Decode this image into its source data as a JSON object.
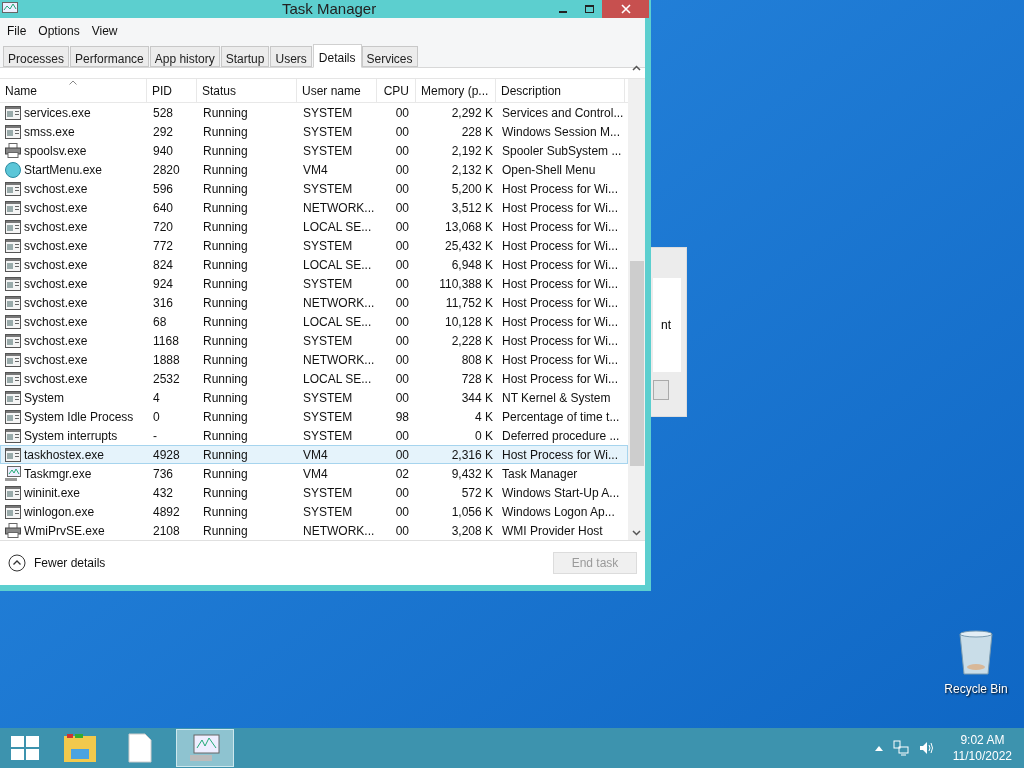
{
  "window": {
    "title": "Task Manager"
  },
  "menu": [
    "File",
    "Options",
    "View"
  ],
  "tabs": [
    {
      "label": "Processes",
      "selected": false
    },
    {
      "label": "Performance",
      "selected": false
    },
    {
      "label": "App history",
      "selected": false
    },
    {
      "label": "Startup",
      "selected": false
    },
    {
      "label": "Users",
      "selected": false
    },
    {
      "label": "Details",
      "selected": true
    },
    {
      "label": "Services",
      "selected": false
    }
  ],
  "table": {
    "columns": [
      "Name",
      "PID",
      "Status",
      "User name",
      "CPU",
      "Memory (p...",
      "Description"
    ],
    "rows": [
      {
        "kind": "app",
        "cells": [
          "services.exe",
          "528",
          "Running",
          "SYSTEM",
          "00",
          "2,292 K",
          "Services and Control..."
        ],
        "selected": false
      },
      {
        "kind": "app",
        "cells": [
          "smss.exe",
          "292",
          "Running",
          "SYSTEM",
          "00",
          "228 K",
          "Windows Session M..."
        ],
        "selected": false
      },
      {
        "kind": "printer",
        "cells": [
          "spoolsv.exe",
          "940",
          "Running",
          "SYSTEM",
          "00",
          "2,192 K",
          "Spooler SubSystem ..."
        ],
        "selected": false
      },
      {
        "kind": "shell",
        "cells": [
          "StartMenu.exe",
          "2820",
          "Running",
          "VM4",
          "00",
          "2,132 K",
          "Open-Shell Menu"
        ],
        "selected": false
      },
      {
        "kind": "app",
        "cells": [
          "svchost.exe",
          "596",
          "Running",
          "SYSTEM",
          "00",
          "5,200 K",
          "Host Process for Wi..."
        ],
        "selected": false
      },
      {
        "kind": "app",
        "cells": [
          "svchost.exe",
          "640",
          "Running",
          "NETWORK...",
          "00",
          "3,512 K",
          "Host Process for Wi..."
        ],
        "selected": false
      },
      {
        "kind": "app",
        "cells": [
          "svchost.exe",
          "720",
          "Running",
          "LOCAL SE...",
          "00",
          "13,068 K",
          "Host Process for Wi..."
        ],
        "selected": false
      },
      {
        "kind": "app",
        "cells": [
          "svchost.exe",
          "772",
          "Running",
          "SYSTEM",
          "00",
          "25,432 K",
          "Host Process for Wi..."
        ],
        "selected": false
      },
      {
        "kind": "app",
        "cells": [
          "svchost.exe",
          "824",
          "Running",
          "LOCAL SE...",
          "00",
          "6,948 K",
          "Host Process for Wi..."
        ],
        "selected": false
      },
      {
        "kind": "app",
        "cells": [
          "svchost.exe",
          "924",
          "Running",
          "SYSTEM",
          "00",
          "110,388 K",
          "Host Process for Wi..."
        ],
        "selected": false
      },
      {
        "kind": "app",
        "cells": [
          "svchost.exe",
          "316",
          "Running",
          "NETWORK...",
          "00",
          "11,752 K",
          "Host Process for Wi..."
        ],
        "selected": false
      },
      {
        "kind": "app",
        "cells": [
          "svchost.exe",
          "68",
          "Running",
          "LOCAL SE...",
          "00",
          "10,128 K",
          "Host Process for Wi..."
        ],
        "selected": false
      },
      {
        "kind": "app",
        "cells": [
          "svchost.exe",
          "1168",
          "Running",
          "SYSTEM",
          "00",
          "2,228 K",
          "Host Process for Wi..."
        ],
        "selected": false
      },
      {
        "kind": "app",
        "cells": [
          "svchost.exe",
          "1888",
          "Running",
          "NETWORK...",
          "00",
          "808 K",
          "Host Process for Wi..."
        ],
        "selected": false
      },
      {
        "kind": "app",
        "cells": [
          "svchost.exe",
          "2532",
          "Running",
          "LOCAL SE...",
          "00",
          "728 K",
          "Host Process for Wi..."
        ],
        "selected": false
      },
      {
        "kind": "app",
        "cells": [
          "System",
          "4",
          "Running",
          "SYSTEM",
          "00",
          "344 K",
          "NT Kernel & System"
        ],
        "selected": false
      },
      {
        "kind": "app",
        "cells": [
          "System Idle Process",
          "0",
          "Running",
          "SYSTEM",
          "98",
          "4 K",
          "Percentage of time t..."
        ],
        "selected": false
      },
      {
        "kind": "app",
        "cells": [
          "System interrupts",
          "-",
          "Running",
          "SYSTEM",
          "00",
          "0 K",
          "Deferred procedure ..."
        ],
        "selected": false
      },
      {
        "kind": "app",
        "cells": [
          "taskhostex.exe",
          "4928",
          "Running",
          "VM4",
          "00",
          "2,316 K",
          "Host Process for Wi..."
        ],
        "selected": true
      },
      {
        "kind": "monitor",
        "cells": [
          "Taskmgr.exe",
          "736",
          "Running",
          "VM4",
          "02",
          "9,432 K",
          "Task Manager"
        ],
        "selected": false
      },
      {
        "kind": "app",
        "cells": [
          "wininit.exe",
          "432",
          "Running",
          "SYSTEM",
          "00",
          "572 K",
          "Windows Start-Up A..."
        ],
        "selected": false
      },
      {
        "kind": "app",
        "cells": [
          "winlogon.exe",
          "4892",
          "Running",
          "SYSTEM",
          "00",
          "1,056 K",
          "Windows Logon Ap..."
        ],
        "selected": false
      },
      {
        "kind": "printer",
        "cells": [
          "WmiPrvSE.exe",
          "2108",
          "Running",
          "NETWORK...",
          "00",
          "3,208 K",
          "WMI Provider Host"
        ],
        "selected": false
      }
    ]
  },
  "footer": {
    "toggle": "Fewer details",
    "button": {
      "label": "End task",
      "disabled": true
    }
  },
  "background_window": {
    "text": "nt"
  },
  "desktop": {
    "icons": [
      "Recycle Bin"
    ]
  },
  "taskbar": {
    "time": "9:02 AM",
    "date": "11/10/2022"
  }
}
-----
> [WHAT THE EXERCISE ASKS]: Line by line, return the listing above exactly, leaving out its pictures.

> [TASK RESPONSE]:
Decode this image into its source data as a JSON object.
{
  "window": {
    "title": "Task Manager"
  },
  "menu": [
    "File",
    "Options",
    "View"
  ],
  "tabs": [
    {
      "label": "Processes",
      "selected": false
    },
    {
      "label": "Performance",
      "selected": false
    },
    {
      "label": "App history",
      "selected": false
    },
    {
      "label": "Startup",
      "selected": false
    },
    {
      "label": "Users",
      "selected": false
    },
    {
      "label": "Details",
      "selected": true
    },
    {
      "label": "Services",
      "selected": false
    }
  ],
  "table": {
    "columns": [
      "Name",
      "PID",
      "Status",
      "User name",
      "CPU",
      "Memory (p...",
      "Description"
    ],
    "rows": [
      {
        "kind": "app",
        "cells": [
          "services.exe",
          "528",
          "Running",
          "SYSTEM",
          "00",
          "2,292 K",
          "Services and Control..."
        ],
        "selected": false
      },
      {
        "kind": "app",
        "cells": [
          "smss.exe",
          "292",
          "Running",
          "SYSTEM",
          "00",
          "228 K",
          "Windows Session M..."
        ],
        "selected": false
      },
      {
        "kind": "printer",
        "cells": [
          "spoolsv.exe",
          "940",
          "Running",
          "SYSTEM",
          "00",
          "2,192 K",
          "Spooler SubSystem ..."
        ],
        "selected": false
      },
      {
        "kind": "shell",
        "cells": [
          "StartMenu.exe",
          "2820",
          "Running",
          "VM4",
          "00",
          "2,132 K",
          "Open-Shell Menu"
        ],
        "selected": false
      },
      {
        "kind": "app",
        "cells": [
          "svchost.exe",
          "596",
          "Running",
          "SYSTEM",
          "00",
          "5,200 K",
          "Host Process for Wi..."
        ],
        "selected": false
      },
      {
        "kind": "app",
        "cells": [
          "svchost.exe",
          "640",
          "Running",
          "NETWORK...",
          "00",
          "3,512 K",
          "Host Process for Wi..."
        ],
        "selected": false
      },
      {
        "kind": "app",
        "cells": [
          "svchost.exe",
          "720",
          "Running",
          "LOCAL SE...",
          "00",
          "13,068 K",
          "Host Process for Wi..."
        ],
        "selected": false
      },
      {
        "kind": "app",
        "cells": [
          "svchost.exe",
          "772",
          "Running",
          "SYSTEM",
          "00",
          "25,432 K",
          "Host Process for Wi..."
        ],
        "selected": false
      },
      {
        "kind": "app",
        "cells": [
          "svchost.exe",
          "824",
          "Running",
          "LOCAL SE...",
          "00",
          "6,948 K",
          "Host Process for Wi..."
        ],
        "selected": false
      },
      {
        "kind": "app",
        "cells": [
          "svchost.exe",
          "924",
          "Running",
          "SYSTEM",
          "00",
          "110,388 K",
          "Host Process for Wi..."
        ],
        "selected": false
      },
      {
        "kind": "app",
        "cells": [
          "svchost.exe",
          "316",
          "Running",
          "NETWORK...",
          "00",
          "11,752 K",
          "Host Process for Wi..."
        ],
        "selected": false
      },
      {
        "kind": "app",
        "cells": [
          "svchost.exe",
          "68",
          "Running",
          "LOCAL SE...",
          "00",
          "10,128 K",
          "Host Process for Wi..."
        ],
        "selected": false
      },
      {
        "kind": "app",
        "cells": [
          "svchost.exe",
          "1168",
          "Running",
          "SYSTEM",
          "00",
          "2,228 K",
          "Host Process for Wi..."
        ],
        "selected": false
      },
      {
        "kind": "app",
        "cells": [
          "svchost.exe",
          "1888",
          "Running",
          "NETWORK...",
          "00",
          "808 K",
          "Host Process for Wi..."
        ],
        "selected": false
      },
      {
        "kind": "app",
        "cells": [
          "svchost.exe",
          "2532",
          "Running",
          "LOCAL SE...",
          "00",
          "728 K",
          "Host Process for Wi..."
        ],
        "selected": false
      },
      {
        "kind": "app",
        "cells": [
          "System",
          "4",
          "Running",
          "SYSTEM",
          "00",
          "344 K",
          "NT Kernel & System"
        ],
        "selected": false
      },
      {
        "kind": "app",
        "cells": [
          "System Idle Process",
          "0",
          "Running",
          "SYSTEM",
          "98",
          "4 K",
          "Percentage of time t..."
        ],
        "selected": false
      },
      {
        "kind": "app",
        "cells": [
          "System interrupts",
          "-",
          "Running",
          "SYSTEM",
          "00",
          "0 K",
          "Deferred procedure ..."
        ],
        "selected": false
      },
      {
        "kind": "app",
        "cells": [
          "taskhostex.exe",
          "4928",
          "Running",
          "VM4",
          "00",
          "2,316 K",
          "Host Process for Wi..."
        ],
        "selected": true
      },
      {
        "kind": "monitor",
        "cells": [
          "Taskmgr.exe",
          "736",
          "Running",
          "VM4",
          "02",
          "9,432 K",
          "Task Manager"
        ],
        "selected": false
      },
      {
        "kind": "app",
        "cells": [
          "wininit.exe",
          "432",
          "Running",
          "SYSTEM",
          "00",
          "572 K",
          "Windows Start-Up A..."
        ],
        "selected": false
      },
      {
        "kind": "app",
        "cells": [
          "winlogon.exe",
          "4892",
          "Running",
          "SYSTEM",
          "00",
          "1,056 K",
          "Windows Logon Ap..."
        ],
        "selected": false
      },
      {
        "kind": "printer",
        "cells": [
          "WmiPrvSE.exe",
          "2108",
          "Running",
          "NETWORK...",
          "00",
          "3,208 K",
          "WMI Provider Host"
        ],
        "selected": false
      }
    ]
  },
  "footer": {
    "toggle": "Fewer details",
    "button": {
      "label": "End task",
      "disabled": true
    }
  },
  "background_window": {
    "text": "nt"
  },
  "desktop": {
    "icons": [
      "Recycle Bin"
    ]
  },
  "taskbar": {
    "time": "9:02 AM",
    "date": "11/10/2022"
  }
}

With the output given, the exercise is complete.